### Instructions to follow:
Every record below should be copied exactly, with the pictures left out.
+++
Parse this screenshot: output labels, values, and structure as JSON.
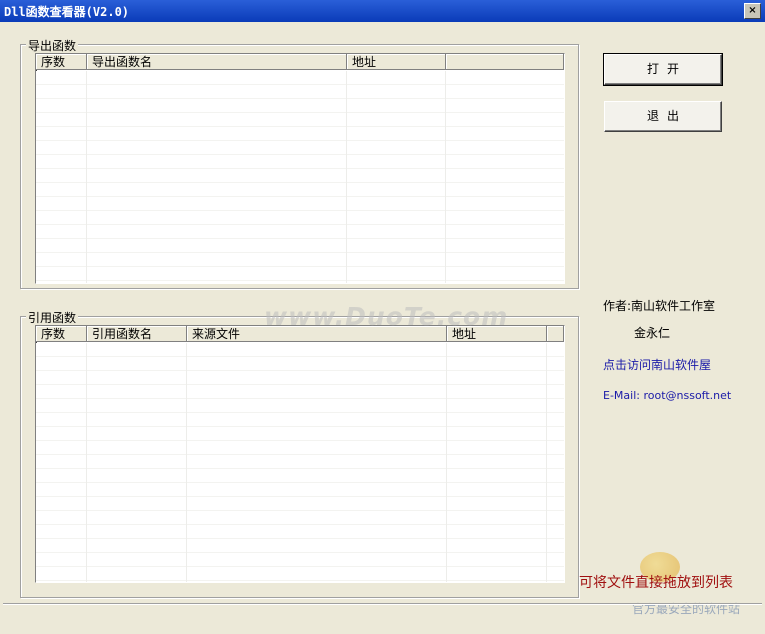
{
  "window": {
    "title": "Dll函数查看器(V2.0)",
    "close_label": "×"
  },
  "export_group": {
    "label": "导出函数",
    "columns": [
      "序数",
      "导出函数名",
      "地址",
      ""
    ]
  },
  "import_group": {
    "label": "引用函数",
    "columns": [
      "序数",
      "引用函数名",
      "来源文件",
      "地址",
      ""
    ]
  },
  "buttons": {
    "open": "打开",
    "exit": "退出"
  },
  "info": {
    "author_label": "作者:南山软件工作室",
    "author_name": "金永仁",
    "visit_link": "点击访问南山软件屋",
    "email": "E-Mail: root@nssoft.net"
  },
  "hint": "可将文件直接拖放到列表",
  "watermarks": {
    "center": "www.DuoTe.com",
    "corner": "官方最安全的软件站"
  },
  "colors": {
    "title_bar": "#0a3bb8",
    "link": "#1a1aa8",
    "hint": "#a01010",
    "window_bg": "#ece9d8"
  }
}
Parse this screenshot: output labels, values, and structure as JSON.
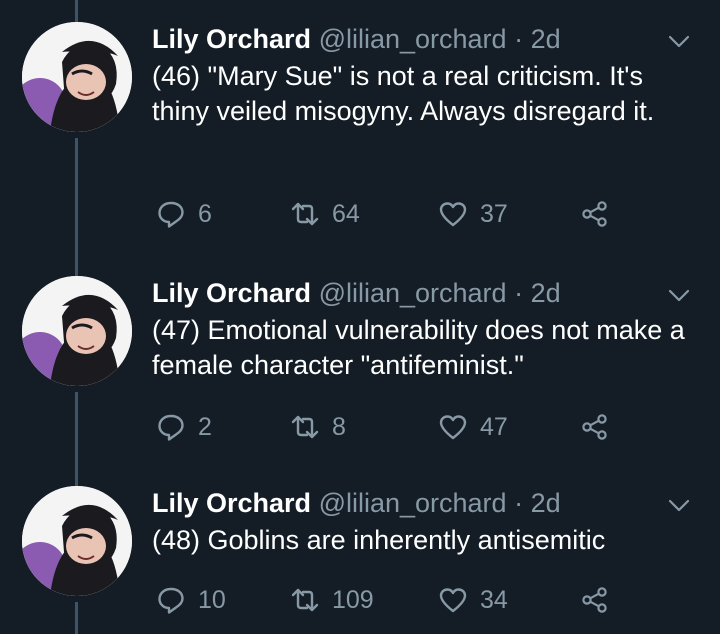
{
  "icon_color": "#8899a6",
  "background": "#141d26",
  "tweets": [
    {
      "author_name": "Lily Orchard",
      "author_handle": "@lilian_orchard",
      "separator": "·",
      "time": "2d",
      "text": "(46) \"Mary Sue\" is not a real criticism. It's thiny veiled misogyny. Always disregard it.",
      "replies": "6",
      "retweets": "64",
      "likes": "37"
    },
    {
      "author_name": "Lily Orchard",
      "author_handle": "@lilian_orchard",
      "separator": "·",
      "time": "2d",
      "text": "(47) Emotional vulnerability does not make a female character \"antifeminist.\"",
      "replies": "2",
      "retweets": "8",
      "likes": "47"
    },
    {
      "author_name": "Lily Orchard",
      "author_handle": "@lilian_orchard",
      "separator": "·",
      "time": "2d",
      "text": "(48) Goblins are inherently antisemitic",
      "replies": "10",
      "retweets": "109",
      "likes": "34"
    }
  ]
}
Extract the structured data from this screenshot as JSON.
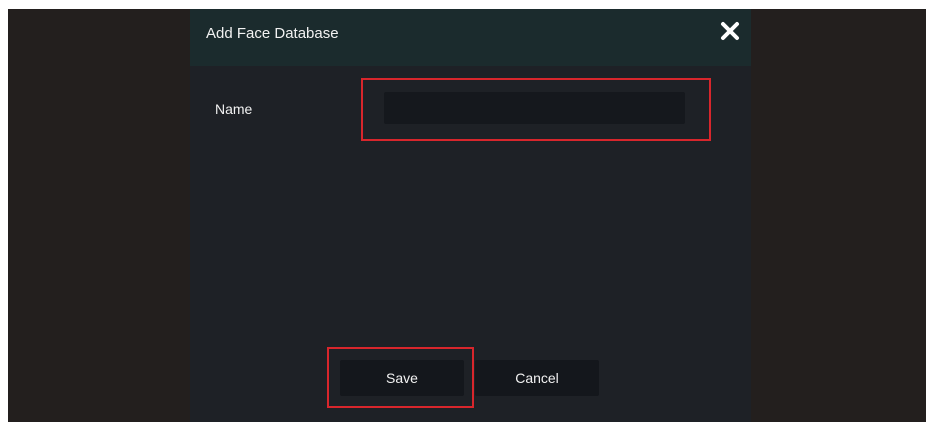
{
  "dialog": {
    "title": "Add Face Database",
    "close_icon": "close-icon"
  },
  "form": {
    "name_label": "Name",
    "name_value": ""
  },
  "buttons": {
    "save_label": "Save",
    "cancel_label": "Cancel"
  },
  "colors": {
    "backdrop": "#231f1e",
    "dialog_body": "#1e2126",
    "dialog_header": "#1b2b2d",
    "input_bg": "#15181d",
    "button_bg": "#14171c",
    "highlight": "#d8262c",
    "text": "#f2f2f2"
  }
}
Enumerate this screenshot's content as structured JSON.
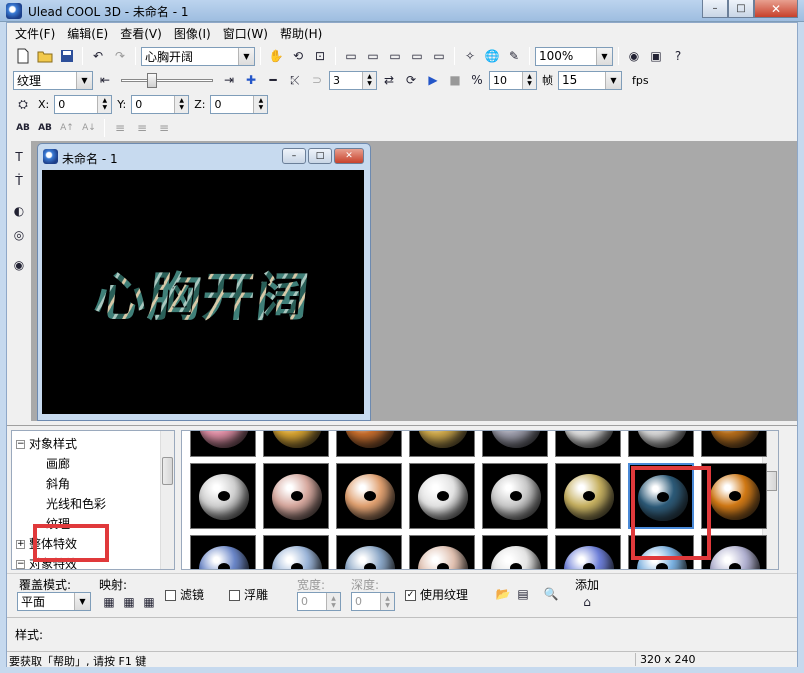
{
  "window": {
    "title": "Ulead COOL 3D - 未命名 - 1",
    "btn_min": "–",
    "btn_max": "□",
    "btn_close": "✕"
  },
  "menu": [
    "文件(F)",
    "编辑(E)",
    "查看(V)",
    "图像(I)",
    "窗口(W)",
    "帮助(H)"
  ],
  "toolbar1": {
    "text_combo": "心胸开阔",
    "zoom_combo": "100%"
  },
  "toolbar2": {
    "attr_combo": "纹理",
    "frame_num": "3",
    "total_frames": "10",
    "frame_label": "帧",
    "fps_value": "15",
    "fps_label": "fps"
  },
  "toolbar3": {
    "x_label": "X:",
    "x_value": "0",
    "y_label": "Y:",
    "y_value": "0",
    "z_label": "Z:",
    "z_value": "0"
  },
  "document": {
    "title": "未命名 - 1",
    "canvas_text": "心胸开阔",
    "btn_min": "–",
    "btn_max": "□",
    "btn_close": "✕"
  },
  "tree": {
    "object_style": "对象样式",
    "gallery": "画廊",
    "bevel": "斜角",
    "light_color": "光线和色彩",
    "texture": "纹理",
    "effects_partial": "整体特效",
    "object_effects": "对象特效"
  },
  "options": {
    "cover_mode_label": "覆盖模式:",
    "cover_mode_value": "平面",
    "mapping_label": "映射:",
    "filter_label": "滤镜",
    "emboss_label": "浮雕",
    "width_label": "宽度:",
    "width_value": "0",
    "depth_label": "深度:",
    "depth_value": "0",
    "use_texture_label": "使用纹理",
    "add_label": "添加"
  },
  "style_label": "样式:",
  "status": {
    "help_text": "要获取「帮助」, 请按 F1 键",
    "size": "320 x 240"
  },
  "gallery_colors": {
    "row1": [
      "#d98aa0",
      "#d2a030",
      "#c26a2a",
      "#c9a448",
      "#9a9aa8",
      "#d7d7d7",
      "#d0d0d0",
      "#b26a18"
    ],
    "row2": [
      "#cfcfcf",
      "#d6a89e",
      "#e0a070",
      "#e2e2e2",
      "#c8c8c8",
      "#c6b060",
      "#2c5a78",
      "#d07814"
    ],
    "row3": [
      "#6a86c8",
      "#9ab4d8",
      "#8aa6c6",
      "#e0c0b0",
      "#e4e4e4",
      "#6c7ed8",
      "#7ab0e0",
      "#b0b0d0"
    ]
  },
  "highlight_color": "#e0393b"
}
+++
### Solution for this task:
Parse this screenshot: output labels, values, and structure as JSON.
{
  "window": {
    "title": "Dll函数查看器(V2.0)",
    "close_label": "×"
  },
  "export_group": {
    "label": "导出函数",
    "columns": [
      "序数",
      "导出函数名",
      "地址",
      ""
    ]
  },
  "import_group": {
    "label": "引用函数",
    "columns": [
      "序数",
      "引用函数名",
      "来源文件",
      "地址",
      ""
    ]
  },
  "buttons": {
    "open": "打开",
    "exit": "退出"
  },
  "info": {
    "author_label": "作者:南山软件工作室",
    "author_name": "金永仁",
    "visit_link": "点击访问南山软件屋",
    "email": "E-Mail: root@nssoft.net"
  },
  "hint": "可将文件直接拖放到列表",
  "watermarks": {
    "center": "www.DuoTe.com",
    "corner": "官方最安全的软件站"
  },
  "colors": {
    "title_bar": "#0a3bb8",
    "link": "#1a1aa8",
    "hint": "#a01010",
    "window_bg": "#ece9d8"
  }
}
Parse this screenshot: output labels, values, and structure as JSON.
{
  "icon_color": "#8899a6",
  "background": "#141d26",
  "tweets": [
    {
      "author_name": "Lily Orchard",
      "author_handle": "@lilian_orchard",
      "separator": "·",
      "time": "2d",
      "text": "(46) \"Mary Sue\" is not a real criticism. It's thiny veiled misogyny. Always disregard it.",
      "replies": "6",
      "retweets": "64",
      "likes": "37"
    },
    {
      "author_name": "Lily Orchard",
      "author_handle": "@lilian_orchard",
      "separator": "·",
      "time": "2d",
      "text": "(47) Emotional vulnerability does not make a female character \"antifeminist.\"",
      "replies": "2",
      "retweets": "8",
      "likes": "47"
    },
    {
      "author_name": "Lily Orchard",
      "author_handle": "@lilian_orchard",
      "separator": "·",
      "time": "2d",
      "text": "(48) Goblins are inherently antisemitic",
      "replies": "10",
      "retweets": "109",
      "likes": "34"
    }
  ]
}
Extract the structured data from this screenshot as JSON.
{
  "dialog": {
    "title": "Add Face Database",
    "close_icon": "close-icon"
  },
  "form": {
    "name_label": "Name",
    "name_value": ""
  },
  "buttons": {
    "save_label": "Save",
    "cancel_label": "Cancel"
  },
  "colors": {
    "backdrop": "#231f1e",
    "dialog_body": "#1e2126",
    "dialog_header": "#1b2b2d",
    "input_bg": "#15181d",
    "button_bg": "#14171c",
    "highlight": "#d8262c",
    "text": "#f2f2f2"
  }
}
Enumerate this screenshot's content as structured JSON.
{
  "window": {
    "title": "Ulead COOL 3D - 未命名 - 1",
    "btn_min": "–",
    "btn_max": "□",
    "btn_close": "✕"
  },
  "menu": [
    "文件(F)",
    "编辑(E)",
    "查看(V)",
    "图像(I)",
    "窗口(W)",
    "帮助(H)"
  ],
  "toolbar1": {
    "text_combo": "心胸开阔",
    "zoom_combo": "100%"
  },
  "toolbar2": {
    "attr_combo": "纹理",
    "frame_num": "3",
    "total_frames": "10",
    "frame_label": "帧",
    "fps_value": "15",
    "fps_label": "fps"
  },
  "toolbar3": {
    "x_label": "X:",
    "x_value": "0",
    "y_label": "Y:",
    "y_value": "0",
    "z_label": "Z:",
    "z_value": "0"
  },
  "document": {
    "title": "未命名 - 1",
    "canvas_text": "心胸开阔",
    "btn_min": "–",
    "btn_max": "□",
    "btn_close": "✕"
  },
  "tree": {
    "object_style": "对象样式",
    "gallery": "画廊",
    "bevel": "斜角",
    "light_color": "光线和色彩",
    "texture": "纹理",
    "effects_partial": "整体特效",
    "object_effects": "对象特效"
  },
  "options": {
    "cover_mode_label": "覆盖模式:",
    "cover_mode_value": "平面",
    "mapping_label": "映射:",
    "filter_label": "滤镜",
    "emboss_label": "浮雕",
    "width_label": "宽度:",
    "width_value": "0",
    "depth_label": "深度:",
    "depth_value": "0",
    "use_texture_label": "使用纹理",
    "add_label": "添加"
  },
  "style_label": "样式:",
  "status": {
    "help_text": "要获取「帮助」, 请按 F1 键",
    "size": "320 x 240"
  },
  "gallery_colors": {
    "row1": [
      "#d98aa0",
      "#d2a030",
      "#c26a2a",
      "#c9a448",
      "#9a9aa8",
      "#d7d7d7",
      "#d0d0d0",
      "#b26a18"
    ],
    "row2": [
      "#cfcfcf",
      "#d6a89e",
      "#e0a070",
      "#e2e2e2",
      "#c8c8c8",
      "#c6b060",
      "#2c5a78",
      "#d07814"
    ],
    "row3": [
      "#6a86c8",
      "#9ab4d8",
      "#8aa6c6",
      "#e0c0b0",
      "#e4e4e4",
      "#6c7ed8",
      "#7ab0e0",
      "#b0b0d0"
    ]
  },
  "highlight_color": "#e0393b"
}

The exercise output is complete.